In addition, patients may get higher quality care and more time with their clinicians than in a traditional practice, says Jung, because DPC eliminates the time and costs associated with working with third-party payers.
FINDING A MARKET NICHE
Jung's research on direct primary care yielded plenty of useful information about the basic membership model, but little on how it might work in a low-income community like Corbin. While most membership models he found were located in affluent or suburban areas, the median household income in Corbin was $31,746 in 2013, more than $10,000 below the state average, and more than $20,000 below the national average, according to the most recent U.S. Census data.
"The only other models in indigent communities that we looked at were Federally Qualified Health Centers and they depended on entitlement funds and grants that I didn't have access to," he says. "To make this model work here we knew we would have to alter the model a bit and keep costs down even more."
Jung wanted to help some of the same low-income and uninsured patients he had cared for in his previous position at Grace Community Health Center. He decided to target a niche in the market made up of patients who earned too much to qualify for insurance subsidies under the Affordable Care Act, but too little to afford private insurance premiums that covered most primary-care services.
"These patients are looking for a plan they can afford that would still cover their needs," he says. "It makes sense for them to combine a high-deductible plan with a membership with us."
In order to make membership affordable for his target population, Jung keeps overhead costs down by renting a small office space and hiring only one other staff member — a highly qualified nurse practitioner. He also negotiates with lab facilities and other providers for volume discounts on services for his patients.
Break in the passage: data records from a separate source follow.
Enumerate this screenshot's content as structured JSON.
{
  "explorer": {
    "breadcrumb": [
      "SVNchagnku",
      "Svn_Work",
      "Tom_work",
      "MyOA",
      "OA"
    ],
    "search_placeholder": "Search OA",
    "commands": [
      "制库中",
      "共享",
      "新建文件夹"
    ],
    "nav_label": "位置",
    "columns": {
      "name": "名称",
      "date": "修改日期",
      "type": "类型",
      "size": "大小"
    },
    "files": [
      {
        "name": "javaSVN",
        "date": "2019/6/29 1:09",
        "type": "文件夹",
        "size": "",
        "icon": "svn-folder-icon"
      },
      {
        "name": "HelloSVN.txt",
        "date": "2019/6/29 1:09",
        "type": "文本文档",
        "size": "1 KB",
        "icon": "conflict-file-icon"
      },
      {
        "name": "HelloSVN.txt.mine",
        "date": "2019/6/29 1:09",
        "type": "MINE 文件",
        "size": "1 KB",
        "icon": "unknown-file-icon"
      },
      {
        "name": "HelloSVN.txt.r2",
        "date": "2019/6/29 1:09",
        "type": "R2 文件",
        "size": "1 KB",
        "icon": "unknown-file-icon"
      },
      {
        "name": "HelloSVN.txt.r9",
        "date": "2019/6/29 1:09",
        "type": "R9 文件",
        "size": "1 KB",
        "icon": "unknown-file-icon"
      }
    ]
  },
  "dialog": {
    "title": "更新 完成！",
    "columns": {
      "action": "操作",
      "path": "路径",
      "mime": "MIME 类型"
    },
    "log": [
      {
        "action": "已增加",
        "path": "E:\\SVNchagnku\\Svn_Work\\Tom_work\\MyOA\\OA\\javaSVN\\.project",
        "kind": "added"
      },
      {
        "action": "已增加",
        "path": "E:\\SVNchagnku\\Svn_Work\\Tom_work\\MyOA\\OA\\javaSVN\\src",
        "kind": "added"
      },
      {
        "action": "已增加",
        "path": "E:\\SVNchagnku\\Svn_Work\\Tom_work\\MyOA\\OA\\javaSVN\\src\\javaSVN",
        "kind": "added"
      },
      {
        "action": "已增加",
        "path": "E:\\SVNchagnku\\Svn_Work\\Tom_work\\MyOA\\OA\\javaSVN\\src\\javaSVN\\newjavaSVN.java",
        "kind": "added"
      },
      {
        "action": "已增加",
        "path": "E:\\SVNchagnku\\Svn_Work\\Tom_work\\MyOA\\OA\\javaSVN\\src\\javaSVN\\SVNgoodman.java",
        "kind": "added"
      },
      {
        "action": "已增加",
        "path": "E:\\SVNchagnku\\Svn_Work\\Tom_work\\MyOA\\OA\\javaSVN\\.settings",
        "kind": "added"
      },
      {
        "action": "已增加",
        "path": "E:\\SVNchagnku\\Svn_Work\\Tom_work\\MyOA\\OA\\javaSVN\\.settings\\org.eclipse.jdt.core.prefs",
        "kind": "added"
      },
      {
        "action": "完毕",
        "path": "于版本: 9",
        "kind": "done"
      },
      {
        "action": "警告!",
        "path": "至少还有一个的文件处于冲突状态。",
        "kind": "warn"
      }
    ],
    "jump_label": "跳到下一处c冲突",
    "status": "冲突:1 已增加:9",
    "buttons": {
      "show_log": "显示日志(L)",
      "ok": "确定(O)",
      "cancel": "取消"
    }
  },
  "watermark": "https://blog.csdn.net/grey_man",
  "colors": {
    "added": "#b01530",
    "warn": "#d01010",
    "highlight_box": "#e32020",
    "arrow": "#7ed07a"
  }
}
"We wanted to offer the lowest possible membership rate while including as many services as we can," he says. "For $50 per month they get unlimited access to our office as well as hundreds of lab tests at no additional cost because we've been able to negotiate wholesale prices down to the bare minimum."
In addition to labs, Jung has been able to lock down discount rates with providers of ancillary services, such as radiologists, for things like computerized tomography scans, magnetic resonance imaging, and colonoscopies.
Recently when a patient needed a foot X-ray, for example, Jung called two local hospitals and a diagnostic outpatient center and was quoted rates ranging from $100 to $600, often not including the radiologist reading. Thinking he could do better, he called on an orthopedist colleague who had an X-ray technician on staff.
"He said he would do this patient's X-ray for $45 and the patient could bring the films back to me to read," says Jung. "The patient ended up saving 12 to 15 times the cost of an X-ray at the hospital, which paid for a whole year's membership."
Other cost-saving measures included working with a local bank, rather than big credit card companies, to handle automated transfers of membership fees from patient accounts to the practice. The bank's $10 monthly rate and 5 cent transaction fee are much lower than most credit card rates.
Still, costs continue to outstrip revenue, says Jung. He has enrolled just over 240 members so far, out of 450 patients in total. His goal is to reach 600 patients to 700 patients per provider in order get out of the red.
"I was told by more experienced physicians that this process would take two years and cost from $50,000 to $200,000," he says. "It looks like we will be on the high end of that and definitely hit the $200,000 mark."
Janet Colwell is a Brooklyn, N.Y.-based freelance writer specializing in healthcare. With more than 20 years experience as a journalist, she writes frequently about clinical and practice management issues for several national health industry publications. She can be reached at [email protected].
This article originally appeared in the May 2015 issue of Physicians Practice.